■ TASK DETAILS ■
For every line below that includes the word "icon", add one; report the final number and nothing else.

══ INFORMATION GIVEN

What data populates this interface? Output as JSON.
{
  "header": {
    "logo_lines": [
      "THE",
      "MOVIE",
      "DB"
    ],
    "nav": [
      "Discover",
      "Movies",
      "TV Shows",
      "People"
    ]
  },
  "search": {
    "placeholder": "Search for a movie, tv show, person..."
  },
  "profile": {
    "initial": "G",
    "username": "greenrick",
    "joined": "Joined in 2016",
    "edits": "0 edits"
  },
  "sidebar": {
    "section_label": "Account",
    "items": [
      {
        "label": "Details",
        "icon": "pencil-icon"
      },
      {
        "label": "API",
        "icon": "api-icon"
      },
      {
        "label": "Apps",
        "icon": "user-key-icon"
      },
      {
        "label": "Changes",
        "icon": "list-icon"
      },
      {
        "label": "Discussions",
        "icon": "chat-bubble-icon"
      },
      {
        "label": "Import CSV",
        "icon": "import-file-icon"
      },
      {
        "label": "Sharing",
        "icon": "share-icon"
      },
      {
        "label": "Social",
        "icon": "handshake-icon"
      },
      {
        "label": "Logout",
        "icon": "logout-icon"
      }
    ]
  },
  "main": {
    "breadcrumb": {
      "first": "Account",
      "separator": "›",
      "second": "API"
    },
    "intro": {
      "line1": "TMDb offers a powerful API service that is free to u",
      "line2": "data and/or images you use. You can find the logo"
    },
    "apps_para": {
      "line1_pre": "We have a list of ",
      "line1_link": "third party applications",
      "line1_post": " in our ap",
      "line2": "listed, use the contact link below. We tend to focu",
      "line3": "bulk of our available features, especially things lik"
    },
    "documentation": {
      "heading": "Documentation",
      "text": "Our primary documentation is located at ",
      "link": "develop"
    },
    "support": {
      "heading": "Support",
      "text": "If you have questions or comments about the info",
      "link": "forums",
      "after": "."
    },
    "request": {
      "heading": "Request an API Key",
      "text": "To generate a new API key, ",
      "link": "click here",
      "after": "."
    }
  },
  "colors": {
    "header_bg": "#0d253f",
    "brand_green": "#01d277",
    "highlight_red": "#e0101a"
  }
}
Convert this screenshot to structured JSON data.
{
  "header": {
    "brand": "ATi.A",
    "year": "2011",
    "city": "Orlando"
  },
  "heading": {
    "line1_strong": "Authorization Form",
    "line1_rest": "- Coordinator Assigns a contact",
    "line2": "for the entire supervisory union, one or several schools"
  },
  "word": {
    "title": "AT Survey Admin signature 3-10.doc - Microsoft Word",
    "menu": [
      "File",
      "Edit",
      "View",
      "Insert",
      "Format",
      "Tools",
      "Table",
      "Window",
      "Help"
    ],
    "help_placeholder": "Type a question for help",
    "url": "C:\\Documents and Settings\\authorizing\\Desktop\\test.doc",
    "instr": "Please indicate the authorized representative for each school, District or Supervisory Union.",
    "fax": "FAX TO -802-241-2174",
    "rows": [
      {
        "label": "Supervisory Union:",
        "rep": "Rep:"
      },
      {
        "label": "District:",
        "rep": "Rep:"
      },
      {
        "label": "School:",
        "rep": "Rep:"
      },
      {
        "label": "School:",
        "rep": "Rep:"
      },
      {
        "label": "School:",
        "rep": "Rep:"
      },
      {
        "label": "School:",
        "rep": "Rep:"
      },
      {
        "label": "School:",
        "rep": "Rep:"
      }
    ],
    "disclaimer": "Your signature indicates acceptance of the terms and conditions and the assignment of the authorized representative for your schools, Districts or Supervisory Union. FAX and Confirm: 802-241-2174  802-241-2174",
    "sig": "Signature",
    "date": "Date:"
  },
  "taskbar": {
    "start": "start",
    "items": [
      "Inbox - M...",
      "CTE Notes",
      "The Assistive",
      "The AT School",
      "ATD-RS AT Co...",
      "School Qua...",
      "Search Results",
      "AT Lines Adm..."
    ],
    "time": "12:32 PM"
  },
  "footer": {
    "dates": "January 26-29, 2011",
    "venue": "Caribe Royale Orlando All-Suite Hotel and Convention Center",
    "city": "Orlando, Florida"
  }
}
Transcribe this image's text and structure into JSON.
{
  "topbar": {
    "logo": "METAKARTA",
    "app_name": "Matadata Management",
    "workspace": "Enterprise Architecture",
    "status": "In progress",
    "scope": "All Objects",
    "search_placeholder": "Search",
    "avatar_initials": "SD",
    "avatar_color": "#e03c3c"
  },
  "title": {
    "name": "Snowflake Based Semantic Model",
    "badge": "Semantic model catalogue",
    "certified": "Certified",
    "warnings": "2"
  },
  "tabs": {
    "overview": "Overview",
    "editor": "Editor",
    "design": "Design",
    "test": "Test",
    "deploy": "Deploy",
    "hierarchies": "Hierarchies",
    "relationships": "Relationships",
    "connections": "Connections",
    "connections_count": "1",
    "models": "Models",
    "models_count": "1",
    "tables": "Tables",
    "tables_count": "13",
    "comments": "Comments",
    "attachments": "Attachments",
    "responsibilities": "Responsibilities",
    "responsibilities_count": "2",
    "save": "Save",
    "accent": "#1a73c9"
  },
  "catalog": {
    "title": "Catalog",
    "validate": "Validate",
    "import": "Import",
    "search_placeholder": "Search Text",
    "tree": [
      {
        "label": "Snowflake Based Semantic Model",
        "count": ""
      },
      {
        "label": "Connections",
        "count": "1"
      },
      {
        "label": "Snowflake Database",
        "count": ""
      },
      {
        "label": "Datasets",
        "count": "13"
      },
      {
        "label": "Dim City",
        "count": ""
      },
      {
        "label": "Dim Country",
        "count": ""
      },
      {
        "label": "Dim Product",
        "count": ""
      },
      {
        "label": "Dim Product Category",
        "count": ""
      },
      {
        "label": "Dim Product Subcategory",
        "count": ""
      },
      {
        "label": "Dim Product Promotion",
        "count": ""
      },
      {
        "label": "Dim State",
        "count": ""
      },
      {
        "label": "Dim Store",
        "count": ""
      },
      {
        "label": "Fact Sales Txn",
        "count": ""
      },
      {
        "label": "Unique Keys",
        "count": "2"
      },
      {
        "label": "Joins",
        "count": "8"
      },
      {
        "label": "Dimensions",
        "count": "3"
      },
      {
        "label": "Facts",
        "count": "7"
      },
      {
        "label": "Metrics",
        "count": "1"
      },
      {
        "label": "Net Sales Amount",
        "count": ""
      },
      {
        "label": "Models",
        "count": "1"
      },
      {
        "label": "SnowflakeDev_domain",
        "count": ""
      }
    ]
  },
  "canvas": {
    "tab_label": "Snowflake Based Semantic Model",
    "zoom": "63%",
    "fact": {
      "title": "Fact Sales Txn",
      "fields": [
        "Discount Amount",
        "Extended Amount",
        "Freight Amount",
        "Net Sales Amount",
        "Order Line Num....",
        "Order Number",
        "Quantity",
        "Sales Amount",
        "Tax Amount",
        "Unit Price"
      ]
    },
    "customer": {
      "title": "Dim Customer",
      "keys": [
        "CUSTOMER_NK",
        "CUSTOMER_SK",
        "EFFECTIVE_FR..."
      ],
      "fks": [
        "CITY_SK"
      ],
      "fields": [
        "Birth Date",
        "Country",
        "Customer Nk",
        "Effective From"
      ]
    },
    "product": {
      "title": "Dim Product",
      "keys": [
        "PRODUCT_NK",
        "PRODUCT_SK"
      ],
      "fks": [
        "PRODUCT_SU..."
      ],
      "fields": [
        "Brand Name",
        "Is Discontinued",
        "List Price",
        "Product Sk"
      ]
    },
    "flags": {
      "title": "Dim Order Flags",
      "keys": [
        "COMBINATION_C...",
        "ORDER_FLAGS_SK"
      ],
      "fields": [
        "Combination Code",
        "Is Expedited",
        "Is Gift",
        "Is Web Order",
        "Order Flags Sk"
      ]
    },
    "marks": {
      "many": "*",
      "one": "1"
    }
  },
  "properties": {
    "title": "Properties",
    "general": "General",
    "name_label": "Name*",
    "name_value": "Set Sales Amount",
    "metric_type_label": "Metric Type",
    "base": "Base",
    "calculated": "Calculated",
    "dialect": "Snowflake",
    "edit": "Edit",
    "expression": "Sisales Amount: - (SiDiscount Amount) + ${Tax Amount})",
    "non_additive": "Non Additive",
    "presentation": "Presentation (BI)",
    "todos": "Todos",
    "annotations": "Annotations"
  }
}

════

■ TASK ANSWER ■
9